The walls of your home usually need to be spruced up with paint or some art, but one day they may be teeming with life instead.
Through a new approach to 3D printing, soil implanted with seeds can now be used as a concrete-like building material. Developed by a multidisciplinary team of researchers at the University of Virginia, this building technique could open up doors to a completely new kind of building, with finely tuned ecosystems of plants and bacteria forming the insulation, the structure, even the exteriors of homes.
"It becomes like a living tissue within your house," says Ji Ma, an assistant professor of materials science and engineering at UVA who led this research, which was recently published in the journal Additive Manufacturing.
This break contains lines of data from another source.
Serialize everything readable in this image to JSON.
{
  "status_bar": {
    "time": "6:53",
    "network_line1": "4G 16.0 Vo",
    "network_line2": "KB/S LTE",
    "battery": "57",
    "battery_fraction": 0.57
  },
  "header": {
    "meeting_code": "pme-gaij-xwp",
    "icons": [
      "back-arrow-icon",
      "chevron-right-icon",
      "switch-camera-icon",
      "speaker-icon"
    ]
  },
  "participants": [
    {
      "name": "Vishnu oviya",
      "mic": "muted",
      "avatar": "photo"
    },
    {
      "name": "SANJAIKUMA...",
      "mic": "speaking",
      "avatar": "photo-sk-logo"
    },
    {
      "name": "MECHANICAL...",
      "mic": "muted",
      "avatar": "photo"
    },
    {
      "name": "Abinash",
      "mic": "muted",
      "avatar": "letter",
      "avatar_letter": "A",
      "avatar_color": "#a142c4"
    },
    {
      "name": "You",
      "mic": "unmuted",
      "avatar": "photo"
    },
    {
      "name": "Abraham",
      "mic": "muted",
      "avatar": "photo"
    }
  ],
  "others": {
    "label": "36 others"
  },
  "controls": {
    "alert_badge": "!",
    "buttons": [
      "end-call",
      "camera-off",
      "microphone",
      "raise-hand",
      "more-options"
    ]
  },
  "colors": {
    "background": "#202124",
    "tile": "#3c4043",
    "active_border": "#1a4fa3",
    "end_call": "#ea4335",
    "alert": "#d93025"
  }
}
The project Ma and his collaborators developed is less grandiose than a living house. The team focused on small dome-shaped structures made of soil implanted with seeds. Balancing the quantity of soil, water, and seeds, and accounting for the compaction of pumping them all through the nozzle of a 3D printer, the team managed to create a small dome that was soon blossoming.
Ma concedes that building with soil isn't entirely new. "One of the oldest construction materials is soil," he says, pointing to adobe buildings in the American Southwest and mud huts in Africa, for example. "People were building structures from soil long before they were building with concrete."